Most AI grading software collects data from human-graded papers and then uses this data to imitate human grading on subsequent assessments.
Other typical features include immediate automatic student feedback, multi-language grading, and peer review interactions. Some can even detect off-topic responses.
Automating Administrative Tasks
Some AI tools can automate a handful of manual administrative tasks in schools, colleges, and universities. Such tasks include:
- Scheduling and rescheduling classes
- Sending report cards to parents
- Sharing forms, enrollments, and other correspondence with appropriate personnel and departments.
- Creating and sharing mail
- Marking attendance
- Record keeping
One such tool is Ivy Quantum. Like many tools in this category, it acts as a conversational chatbot that guides students and curious individuals through enrollments, application processes, scholarships, and more.
The tool is typically Integrated with a university’s website and can be applied across multiple departments. It deploys chatbots that can be specialized based on each department’s knowledge base. It can also automate mail, phone calls, or SMS.

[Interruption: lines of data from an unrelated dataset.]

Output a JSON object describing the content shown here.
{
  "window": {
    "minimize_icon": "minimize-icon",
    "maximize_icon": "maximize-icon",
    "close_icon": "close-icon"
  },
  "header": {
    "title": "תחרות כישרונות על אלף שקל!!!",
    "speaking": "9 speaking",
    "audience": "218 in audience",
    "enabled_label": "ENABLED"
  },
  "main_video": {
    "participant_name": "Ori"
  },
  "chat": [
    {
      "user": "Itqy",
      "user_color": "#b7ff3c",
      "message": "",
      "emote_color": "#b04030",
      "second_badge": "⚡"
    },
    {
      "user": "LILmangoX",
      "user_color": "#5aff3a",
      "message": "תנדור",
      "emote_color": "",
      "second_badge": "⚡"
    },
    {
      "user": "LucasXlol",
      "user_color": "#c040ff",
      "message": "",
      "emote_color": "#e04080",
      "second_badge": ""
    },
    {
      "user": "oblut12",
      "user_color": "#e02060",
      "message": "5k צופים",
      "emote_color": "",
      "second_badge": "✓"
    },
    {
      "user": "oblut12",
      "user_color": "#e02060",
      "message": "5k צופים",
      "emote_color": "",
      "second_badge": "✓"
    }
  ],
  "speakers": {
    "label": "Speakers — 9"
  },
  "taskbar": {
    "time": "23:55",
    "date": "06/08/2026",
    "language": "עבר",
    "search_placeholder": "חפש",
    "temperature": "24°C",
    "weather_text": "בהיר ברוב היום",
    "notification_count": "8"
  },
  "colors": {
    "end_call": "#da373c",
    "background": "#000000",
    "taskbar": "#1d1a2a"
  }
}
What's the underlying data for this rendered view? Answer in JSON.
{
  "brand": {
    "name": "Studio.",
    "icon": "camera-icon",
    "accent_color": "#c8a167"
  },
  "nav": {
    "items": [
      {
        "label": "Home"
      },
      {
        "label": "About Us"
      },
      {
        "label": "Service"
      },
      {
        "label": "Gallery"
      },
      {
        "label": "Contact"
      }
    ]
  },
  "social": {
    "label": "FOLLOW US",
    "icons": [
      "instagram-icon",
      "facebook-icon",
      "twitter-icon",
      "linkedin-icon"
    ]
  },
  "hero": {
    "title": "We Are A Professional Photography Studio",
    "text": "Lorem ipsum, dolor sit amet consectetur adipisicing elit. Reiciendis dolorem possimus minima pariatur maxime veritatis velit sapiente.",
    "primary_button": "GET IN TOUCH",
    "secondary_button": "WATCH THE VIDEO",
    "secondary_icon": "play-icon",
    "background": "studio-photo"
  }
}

Tools like this will help administrators organize and communicate en masse. They can help more students, reduce manual errors, and save time.
Studying just got easier and more productive for everyone.
With AI tools that can create tailor-made schedules, provide personalized prompts, and operate based on adaptive feedback, students can grasp concepts at their speed and build a solid foundation of learning.
If there are topics a particular student finds difficult, such tools can provide targeted practice videos or engaging learning prompts to help them understand. The system then adjusts as they pass each difficulty stage.
Professionals can also rely on specific tools for personalized career growth. Such platforms provide a path of tailored career courses, a streamlined alternative to enrolling on multiple online learning platforms.
Examples of personalized learning AI tools include Cognii. Designed for K-12 schools, universities, and even corporate training, the tool operates as a virtual learning assistant. This assistant provides one-on-one tutoring and personalized feedback in real time through a conversational interface.
Another example is Knowji, an audio-visual application that helps improve language vocabulary.
The app uses a spacing repetition algorithm to predict when new language learners will likely forget a new word. It then tries to improve memory retention with customized learning modes and imagery.
There are AI teaching tools designed to make life easier for tutors. Such applications can generate timetables, create engaging lesson content, craft newsletters, and write emails.
A good example is Fetchy. Perfect for elementary to high school tutors, the app provides engaging science experiments and can even create lesson frameworks.
Another tool, To-Teach, offers ready-to-use worksheets and customized lesson exercises.
With AI, learning could be anything but boring. AI-powered content and gamification can make even the most complex subjects intellectually stimulating and enjoyable.
Some game-based learning platforms, like Kahoot!, can host live games and create quizzes for any topic.
Others can quickly create visually engaging content personalized to students’ preferences and experiences. One such example is Storybooks, used to create illustrated stories for children in seconds.
Will AI replace teachers?
AI may eventually replace some administrative jobs or tasks in the academics. But learning is a fundamentally human activity. AI can’t inspire students the way teachers do. Nor can it psychologically motivate their creativity or provide genuine social feedback.
At the end of the day, institutions and teachers should embrace AI as a means to an end—a highly advanced work tool equipped to make their lives easier, rather than a threat.
There’s already growing acceptance of AI among schools, with universities in Wisconsin and the United States in general offering artificial intelligence courses.